§ Exercise description
Scan the listing below for the word "distance", then copy each line that has it.

§ Material supplied

══════════

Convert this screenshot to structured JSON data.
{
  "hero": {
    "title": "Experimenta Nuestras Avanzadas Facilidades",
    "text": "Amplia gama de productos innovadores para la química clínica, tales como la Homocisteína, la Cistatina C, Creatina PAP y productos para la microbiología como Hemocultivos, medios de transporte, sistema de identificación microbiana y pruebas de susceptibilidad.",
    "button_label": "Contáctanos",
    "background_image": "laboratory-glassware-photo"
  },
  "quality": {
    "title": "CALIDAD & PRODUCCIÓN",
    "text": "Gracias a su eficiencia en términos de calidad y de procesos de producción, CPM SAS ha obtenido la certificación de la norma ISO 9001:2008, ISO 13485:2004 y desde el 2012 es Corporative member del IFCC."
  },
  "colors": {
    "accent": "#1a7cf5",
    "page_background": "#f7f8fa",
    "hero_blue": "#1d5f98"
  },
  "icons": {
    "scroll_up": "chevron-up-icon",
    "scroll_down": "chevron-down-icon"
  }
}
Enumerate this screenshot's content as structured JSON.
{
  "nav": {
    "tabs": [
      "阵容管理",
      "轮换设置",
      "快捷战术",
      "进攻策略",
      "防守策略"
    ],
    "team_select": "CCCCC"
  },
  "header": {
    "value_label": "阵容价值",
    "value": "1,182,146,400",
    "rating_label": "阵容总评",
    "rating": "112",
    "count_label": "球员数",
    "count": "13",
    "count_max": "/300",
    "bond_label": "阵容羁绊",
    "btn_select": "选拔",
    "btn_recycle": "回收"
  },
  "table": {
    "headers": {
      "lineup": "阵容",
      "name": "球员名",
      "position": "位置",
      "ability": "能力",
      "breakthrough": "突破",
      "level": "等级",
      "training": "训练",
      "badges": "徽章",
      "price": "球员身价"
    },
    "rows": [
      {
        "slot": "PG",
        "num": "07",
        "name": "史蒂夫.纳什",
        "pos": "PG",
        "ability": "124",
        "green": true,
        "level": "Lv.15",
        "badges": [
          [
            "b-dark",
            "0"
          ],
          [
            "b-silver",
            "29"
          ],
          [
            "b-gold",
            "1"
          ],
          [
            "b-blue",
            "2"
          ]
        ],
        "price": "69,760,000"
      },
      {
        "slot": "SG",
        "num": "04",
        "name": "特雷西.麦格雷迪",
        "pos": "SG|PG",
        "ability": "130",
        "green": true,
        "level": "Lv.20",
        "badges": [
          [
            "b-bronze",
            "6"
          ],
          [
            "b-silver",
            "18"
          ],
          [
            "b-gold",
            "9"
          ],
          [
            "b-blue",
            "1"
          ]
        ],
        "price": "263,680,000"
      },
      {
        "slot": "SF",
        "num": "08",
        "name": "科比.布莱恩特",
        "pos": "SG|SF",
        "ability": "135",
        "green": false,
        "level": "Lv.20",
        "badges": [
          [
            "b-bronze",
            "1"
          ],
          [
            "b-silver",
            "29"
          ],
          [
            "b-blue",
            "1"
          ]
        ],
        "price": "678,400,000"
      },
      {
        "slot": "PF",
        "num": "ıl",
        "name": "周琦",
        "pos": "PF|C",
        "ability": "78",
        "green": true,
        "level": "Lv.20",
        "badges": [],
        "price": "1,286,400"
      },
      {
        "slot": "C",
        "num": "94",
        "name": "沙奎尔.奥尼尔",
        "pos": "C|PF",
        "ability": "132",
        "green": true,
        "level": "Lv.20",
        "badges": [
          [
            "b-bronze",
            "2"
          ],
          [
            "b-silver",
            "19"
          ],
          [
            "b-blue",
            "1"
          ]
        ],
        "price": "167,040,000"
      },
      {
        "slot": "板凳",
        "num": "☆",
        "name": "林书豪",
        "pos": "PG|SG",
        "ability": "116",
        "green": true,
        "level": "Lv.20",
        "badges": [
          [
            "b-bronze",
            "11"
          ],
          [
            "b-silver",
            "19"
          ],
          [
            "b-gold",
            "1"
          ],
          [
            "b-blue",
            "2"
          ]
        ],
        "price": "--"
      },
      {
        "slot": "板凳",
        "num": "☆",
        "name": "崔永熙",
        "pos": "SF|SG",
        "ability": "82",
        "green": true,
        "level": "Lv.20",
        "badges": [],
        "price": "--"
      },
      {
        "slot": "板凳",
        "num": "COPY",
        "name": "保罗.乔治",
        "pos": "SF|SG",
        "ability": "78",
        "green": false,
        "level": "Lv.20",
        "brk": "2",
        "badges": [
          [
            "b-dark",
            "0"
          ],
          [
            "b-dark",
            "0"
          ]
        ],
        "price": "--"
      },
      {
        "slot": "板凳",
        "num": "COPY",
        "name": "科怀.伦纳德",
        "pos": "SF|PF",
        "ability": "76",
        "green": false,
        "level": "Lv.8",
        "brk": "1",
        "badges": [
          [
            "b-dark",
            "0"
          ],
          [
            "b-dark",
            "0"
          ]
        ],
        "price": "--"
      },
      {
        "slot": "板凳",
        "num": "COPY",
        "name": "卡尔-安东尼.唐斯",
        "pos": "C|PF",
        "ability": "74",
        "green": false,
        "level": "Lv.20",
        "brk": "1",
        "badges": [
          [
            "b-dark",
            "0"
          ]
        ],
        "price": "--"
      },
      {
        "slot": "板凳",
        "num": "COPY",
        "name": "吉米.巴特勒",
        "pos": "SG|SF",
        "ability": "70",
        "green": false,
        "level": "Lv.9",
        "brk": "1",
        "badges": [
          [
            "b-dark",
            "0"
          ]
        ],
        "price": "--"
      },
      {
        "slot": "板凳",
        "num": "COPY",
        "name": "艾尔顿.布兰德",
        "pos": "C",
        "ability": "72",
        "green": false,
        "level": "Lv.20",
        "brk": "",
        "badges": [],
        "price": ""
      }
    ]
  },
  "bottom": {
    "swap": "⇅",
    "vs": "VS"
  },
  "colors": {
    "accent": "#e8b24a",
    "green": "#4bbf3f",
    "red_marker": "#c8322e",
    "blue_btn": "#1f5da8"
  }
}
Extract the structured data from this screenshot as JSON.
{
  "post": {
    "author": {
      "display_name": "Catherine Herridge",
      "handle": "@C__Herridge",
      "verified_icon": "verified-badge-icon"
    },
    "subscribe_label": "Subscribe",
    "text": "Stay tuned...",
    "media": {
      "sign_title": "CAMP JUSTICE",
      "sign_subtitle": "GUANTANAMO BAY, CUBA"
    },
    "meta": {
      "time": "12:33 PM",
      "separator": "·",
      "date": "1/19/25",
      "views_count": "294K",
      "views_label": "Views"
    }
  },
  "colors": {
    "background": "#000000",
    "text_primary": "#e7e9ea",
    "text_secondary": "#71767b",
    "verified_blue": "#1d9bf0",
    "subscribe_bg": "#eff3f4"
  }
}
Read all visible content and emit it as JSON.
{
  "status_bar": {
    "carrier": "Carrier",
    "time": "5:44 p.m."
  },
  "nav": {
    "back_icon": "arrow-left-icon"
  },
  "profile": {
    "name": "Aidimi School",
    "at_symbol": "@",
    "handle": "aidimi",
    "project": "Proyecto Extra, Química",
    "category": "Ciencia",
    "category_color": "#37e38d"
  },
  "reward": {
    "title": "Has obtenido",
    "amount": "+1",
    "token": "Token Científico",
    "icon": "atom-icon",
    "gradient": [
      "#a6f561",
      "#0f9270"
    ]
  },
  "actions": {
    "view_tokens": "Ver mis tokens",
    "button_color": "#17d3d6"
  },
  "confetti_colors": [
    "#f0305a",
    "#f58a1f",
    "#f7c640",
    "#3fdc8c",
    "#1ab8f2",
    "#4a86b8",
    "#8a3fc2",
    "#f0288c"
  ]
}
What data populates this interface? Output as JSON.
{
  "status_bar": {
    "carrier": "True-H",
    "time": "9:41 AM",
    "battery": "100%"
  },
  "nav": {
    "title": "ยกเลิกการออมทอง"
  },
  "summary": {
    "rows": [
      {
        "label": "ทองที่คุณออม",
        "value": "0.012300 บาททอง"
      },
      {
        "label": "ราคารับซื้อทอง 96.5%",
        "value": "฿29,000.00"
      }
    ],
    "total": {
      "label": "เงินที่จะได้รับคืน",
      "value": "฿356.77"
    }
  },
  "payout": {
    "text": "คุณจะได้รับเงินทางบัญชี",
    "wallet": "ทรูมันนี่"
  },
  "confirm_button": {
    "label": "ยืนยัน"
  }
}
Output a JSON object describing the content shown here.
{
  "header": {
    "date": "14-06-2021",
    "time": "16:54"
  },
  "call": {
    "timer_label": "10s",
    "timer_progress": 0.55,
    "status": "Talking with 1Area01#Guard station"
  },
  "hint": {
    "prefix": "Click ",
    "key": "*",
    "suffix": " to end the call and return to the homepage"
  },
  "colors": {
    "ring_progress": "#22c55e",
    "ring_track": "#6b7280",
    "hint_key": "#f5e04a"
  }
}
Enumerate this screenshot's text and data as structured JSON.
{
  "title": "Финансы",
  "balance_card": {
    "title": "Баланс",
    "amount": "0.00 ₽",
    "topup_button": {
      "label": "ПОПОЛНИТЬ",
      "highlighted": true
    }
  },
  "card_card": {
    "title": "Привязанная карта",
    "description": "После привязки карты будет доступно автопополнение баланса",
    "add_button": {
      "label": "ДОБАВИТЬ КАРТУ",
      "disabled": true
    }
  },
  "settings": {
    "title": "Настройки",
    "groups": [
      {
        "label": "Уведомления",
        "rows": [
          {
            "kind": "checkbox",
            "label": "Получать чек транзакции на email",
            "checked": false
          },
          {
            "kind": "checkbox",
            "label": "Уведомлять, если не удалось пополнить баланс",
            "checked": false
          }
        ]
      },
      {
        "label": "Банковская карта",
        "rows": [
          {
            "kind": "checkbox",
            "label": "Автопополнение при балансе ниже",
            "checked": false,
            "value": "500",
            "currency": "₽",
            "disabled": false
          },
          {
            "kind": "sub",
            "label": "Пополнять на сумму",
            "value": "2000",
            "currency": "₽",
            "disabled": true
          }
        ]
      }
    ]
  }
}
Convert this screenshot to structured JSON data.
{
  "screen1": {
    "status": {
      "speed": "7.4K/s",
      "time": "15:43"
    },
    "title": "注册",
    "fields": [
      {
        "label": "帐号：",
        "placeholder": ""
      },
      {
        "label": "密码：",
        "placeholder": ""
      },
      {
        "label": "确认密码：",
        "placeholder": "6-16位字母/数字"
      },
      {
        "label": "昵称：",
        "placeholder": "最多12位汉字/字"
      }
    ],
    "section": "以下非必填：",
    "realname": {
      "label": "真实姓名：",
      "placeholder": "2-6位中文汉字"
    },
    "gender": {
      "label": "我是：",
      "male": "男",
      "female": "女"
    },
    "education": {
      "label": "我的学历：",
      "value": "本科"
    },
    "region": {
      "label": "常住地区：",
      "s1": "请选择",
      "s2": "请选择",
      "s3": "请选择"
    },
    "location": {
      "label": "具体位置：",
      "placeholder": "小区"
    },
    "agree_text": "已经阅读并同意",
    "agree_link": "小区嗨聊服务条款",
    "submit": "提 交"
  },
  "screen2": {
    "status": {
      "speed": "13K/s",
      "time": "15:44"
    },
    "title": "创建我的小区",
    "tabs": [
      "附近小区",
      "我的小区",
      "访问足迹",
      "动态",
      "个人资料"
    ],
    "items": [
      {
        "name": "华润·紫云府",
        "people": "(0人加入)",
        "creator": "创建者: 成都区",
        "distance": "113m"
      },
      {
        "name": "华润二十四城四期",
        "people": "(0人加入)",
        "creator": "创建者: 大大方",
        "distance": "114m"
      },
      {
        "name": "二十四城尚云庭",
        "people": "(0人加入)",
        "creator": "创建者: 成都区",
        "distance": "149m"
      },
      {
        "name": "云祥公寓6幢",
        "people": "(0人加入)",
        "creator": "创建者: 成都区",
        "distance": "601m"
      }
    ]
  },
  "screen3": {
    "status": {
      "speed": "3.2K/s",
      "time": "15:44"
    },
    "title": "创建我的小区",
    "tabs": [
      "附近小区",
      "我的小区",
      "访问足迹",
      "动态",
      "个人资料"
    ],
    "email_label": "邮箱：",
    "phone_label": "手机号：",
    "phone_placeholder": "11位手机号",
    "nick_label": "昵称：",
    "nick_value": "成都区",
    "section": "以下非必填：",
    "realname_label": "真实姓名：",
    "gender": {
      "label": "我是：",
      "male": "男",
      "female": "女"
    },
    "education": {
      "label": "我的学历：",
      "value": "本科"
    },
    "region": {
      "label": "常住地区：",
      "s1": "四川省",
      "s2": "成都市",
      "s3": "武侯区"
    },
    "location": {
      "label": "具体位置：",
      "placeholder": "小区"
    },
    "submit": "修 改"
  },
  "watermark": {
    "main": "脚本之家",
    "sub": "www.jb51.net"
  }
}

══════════

§ Output below
        "distance": "113m"
        "distance": "114m"
        "distance": "149m"
        "distance": "601m"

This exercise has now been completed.